(SOURCE DATA)
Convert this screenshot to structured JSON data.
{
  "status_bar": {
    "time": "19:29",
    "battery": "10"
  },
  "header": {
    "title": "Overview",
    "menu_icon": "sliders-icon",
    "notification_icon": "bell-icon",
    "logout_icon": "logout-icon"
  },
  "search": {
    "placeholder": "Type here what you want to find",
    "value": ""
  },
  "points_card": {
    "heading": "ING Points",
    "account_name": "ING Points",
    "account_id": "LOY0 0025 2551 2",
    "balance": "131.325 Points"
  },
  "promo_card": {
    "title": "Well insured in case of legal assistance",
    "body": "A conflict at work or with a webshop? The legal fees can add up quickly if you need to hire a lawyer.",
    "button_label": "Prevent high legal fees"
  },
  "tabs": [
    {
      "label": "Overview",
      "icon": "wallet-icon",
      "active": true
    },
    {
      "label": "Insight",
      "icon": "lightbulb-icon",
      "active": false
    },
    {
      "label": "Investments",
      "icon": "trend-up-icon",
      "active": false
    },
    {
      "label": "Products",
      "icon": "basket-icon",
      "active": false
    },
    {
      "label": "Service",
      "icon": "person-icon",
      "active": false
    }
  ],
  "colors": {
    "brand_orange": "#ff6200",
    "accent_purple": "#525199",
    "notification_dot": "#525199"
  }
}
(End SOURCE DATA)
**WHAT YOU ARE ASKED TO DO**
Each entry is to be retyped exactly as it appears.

**FINAL ANSWER**
Convert this screenshot to structured JSON data.
{
  "status_bar": {
    "time": "19:29",
    "battery": "10"
  },
  "header": {
    "title": "Overview",
    "menu_icon": "sliders-icon",
    "notification_icon": "bell-icon",
    "logout_icon": "logout-icon"
  },
  "search": {
    "placeholder": "Type here what you want to find",
    "value": ""
  },
  "points_card": {
    "heading": "ING Points",
    "account_name": "ING Points",
    "account_id": "LOY0 0025 2551 2",
    "balance": "131.325 Points"
  },
  "promo_card": {
    "title": "Well insured in case of legal assistance",
    "body": "A conflict at work or with a webshop? The legal fees can add up quickly if you need to hire a lawyer.",
    "button_label": "Prevent high legal fees"
  },
  "tabs": [
    {
      "label": "Overview",
      "icon": "wallet-icon",
      "active": true
    },
    {
      "label": "Insight",
      "icon": "lightbulb-icon",
      "active": false
    },
    {
      "label": "Investments",
      "icon": "trend-up-icon",
      "active": false
    },
    {
      "label": "Products",
      "icon": "basket-icon",
      "active": false
    },
    {
      "label": "Service",
      "icon": "person-icon",
      "active": false
    }
  ],
  "colors": {
    "brand_orange": "#ff6200",
    "accent_purple": "#525199",
    "notification_dot": "#525199"
  }
}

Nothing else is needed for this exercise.